About this task
Every line with the string "Alle" must be copied from the entries below.

========================================

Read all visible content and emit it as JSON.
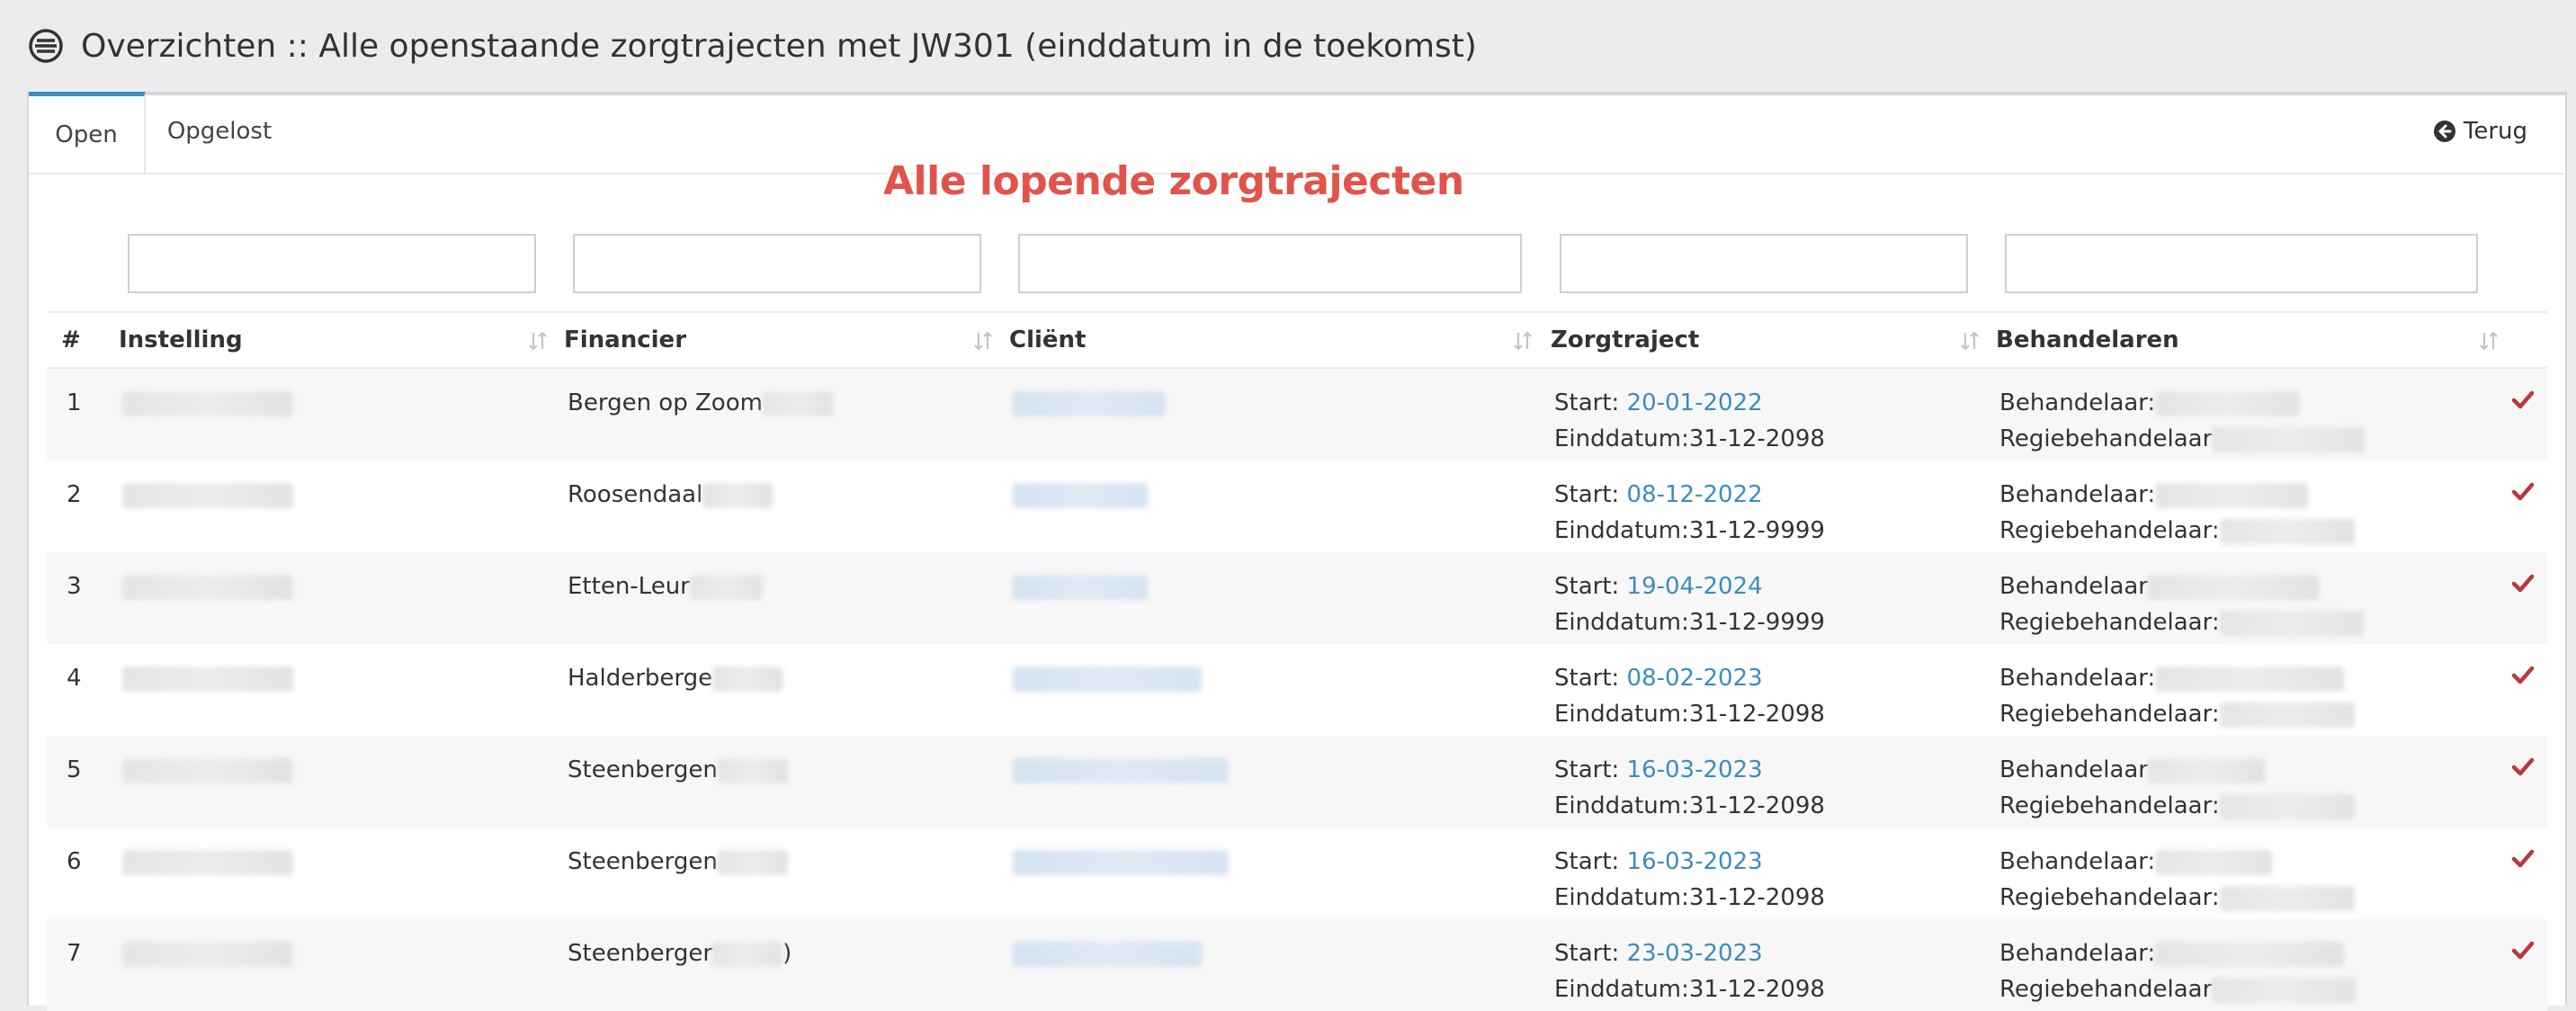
{
  "header": {
    "title": "Overzichten :: Alle openstaande zorgtrajecten met JW301 (einddatum in de toekomst)"
  },
  "tabs": {
    "open": "Open",
    "solved": "Opgelost"
  },
  "back_label": "Terug",
  "annotation": "Alle lopende zorgtrajecten",
  "columns": {
    "num": "#",
    "institution": "Instelling",
    "financier": "Financier",
    "client": "Cliënt",
    "trajectory": "Zorgtraject",
    "practitioners": "Behandelaren"
  },
  "labels": {
    "start": "Start: ",
    "end": "Einddatum:",
    "practitioner": "Behandelaar:",
    "director": "Regiebehandelaar:"
  },
  "colors": {
    "accent": "#3c8dbc",
    "check": "#b7393e",
    "annotation": "#e0544b"
  },
  "rows": [
    {
      "num": "1",
      "financier": "Bergen op Zoom",
      "start": "20-01-2022",
      "end": "31-12-2098",
      "practitioner_label": "Behandelaar:",
      "director_label": "Regiebehandelaar"
    },
    {
      "num": "2",
      "financier": "Roosendaal",
      "start": "08-12-2022",
      "end": "31-12-9999",
      "practitioner_label": "Behandelaar:",
      "director_label": "Regiebehandelaar:"
    },
    {
      "num": "3",
      "financier": "Etten-Leur",
      "start": "19-04-2024",
      "end": "31-12-9999",
      "practitioner_label": "Behandelaar",
      "director_label": "Regiebehandelaar:"
    },
    {
      "num": "4",
      "financier": "Halderberge",
      "start": "08-02-2023",
      "end": "31-12-2098",
      "practitioner_label": "Behandelaar:",
      "director_label": "Regiebehandelaar:"
    },
    {
      "num": "5",
      "financier": "Steenbergen",
      "start": "16-03-2023",
      "end": "31-12-2098",
      "practitioner_label": "Behandelaar",
      "director_label": "Regiebehandelaar:"
    },
    {
      "num": "6",
      "financier": "Steenbergen",
      "start": "16-03-2023",
      "end": "31-12-2098",
      "practitioner_label": "Behandelaar:",
      "director_label": "Regiebehandelaar:"
    },
    {
      "num": "7",
      "financier": "Steenberger",
      "financier_suffix": ")",
      "start": "23-03-2023",
      "end": "31-12-2098",
      "practitioner_label": "Behandelaar:",
      "director_label": "Regiebehandelaar"
    }
  ]
}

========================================

Solution to this problem
    "title": "Overzichten :: Alle openstaande zorgtrajecten met JW301 (einddatum in de toekomst)"
  "annotation": "Alle lopende zorgtrajecten",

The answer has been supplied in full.